[I would include my tour guide’s name, but I could barely understand it, given the local accent. So, he remains anonymous. But, I do recommend his tours, http://www.goecco.com.]
After the collapse of the subprime mortgage market in 2007, the notion of declining home values became quite real in the United States. Mortgages appear to be the underlying cause in the Icelandic real estate market, as well. In Reykjavik, it seems, there is no such thing as cheap money. The interest rate on the loan itself is not frightening. Right now, mortgage rates in Iceland are hovering around 7 percent. Unfortunately, Icelanders are also saddled with the bill for inflatoin, which my guide says is currently 12.3 percent.
Put simply, “you’re buying a house with a credit card,” according to my man-on-the-ground.

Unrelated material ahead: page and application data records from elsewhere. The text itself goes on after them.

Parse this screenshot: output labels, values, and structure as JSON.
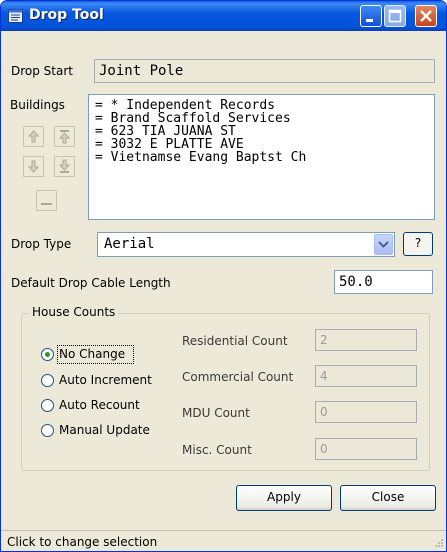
{
  "window": {
    "title": "Drop Tool"
  },
  "drop_start": {
    "label": "Drop Start",
    "value": "Joint Pole"
  },
  "buildings": {
    "label": "Buildings",
    "items": [
      "= * Independent Records",
      "= Brand Scaffold Services",
      "= 623 TIA JUANA ST",
      "= 3032 E PLATTE AVE",
      "= Vietnamse Evang Baptst Ch"
    ],
    "buttons": [
      "move-up",
      "move-top",
      "move-down",
      "move-bottom",
      "remove"
    ]
  },
  "drop_type": {
    "label": "Drop Type",
    "value": "Aerial",
    "help_label": "?"
  },
  "cable_length": {
    "label": "Default Drop Cable Length",
    "value": "50.0"
  },
  "house_counts": {
    "label": "House Counts",
    "options": [
      "No Change",
      "Auto Increment",
      "Auto Recount",
      "Manual Update"
    ],
    "selected": "No Change",
    "counts": [
      {
        "label": "Residential Count",
        "value": "2"
      },
      {
        "label": "Commercial Count",
        "value": "4"
      },
      {
        "label": "MDU Count",
        "value": "0"
      },
      {
        "label": "Misc. Count",
        "value": "0"
      }
    ]
  },
  "actions": {
    "apply": "Apply",
    "close": "Close"
  },
  "status": "Click to change selection",
  "colors": {
    "titlebar": "#0453d9",
    "window_bg": "#ece9d8",
    "radio_dot": "#21a121",
    "close_button": "#c8431e"
  },
  "icons": [
    "window-icon",
    "minimize-icon",
    "maximize-icon",
    "close-icon",
    "arrow-up-icon",
    "arrow-top-icon",
    "arrow-down-icon",
    "arrow-bottom-icon",
    "dash-icon",
    "chevron-down-icon",
    "resize-grip-icon"
  ]
}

Mortgage rate plus inflation brings the borrower’s interest rate quite close to 20 percent.
While interest rates at such high levels should stabilize housing prices, it seems that “new wealth” has been fueling home appreciation in Reykjavik. Is it outside money, like the Europeans and Arabs quickly blamed by New Yorkers for their own skyrocketing home prices? According to the guide, Icelanders have no scapegoats but themselves.
Unlike New Yorkers, though, Icelanders actually do expect to see prices ddecline substantially. My guide claims that the national bank has predicted a 30 percent drop in prices, though his forecast is closer to 50 percent. He saw the same dynamic in Copenhagen Denmark in 1988 and says that home prices plummeted by 70 percent.
The moral of the story for those of us outside Iceland is clear. Wait for the bargains! Skip the Hamptons, and pick up a vacation home in Reykjavik. Just wait a few years before writing the check. If possible, pay cash.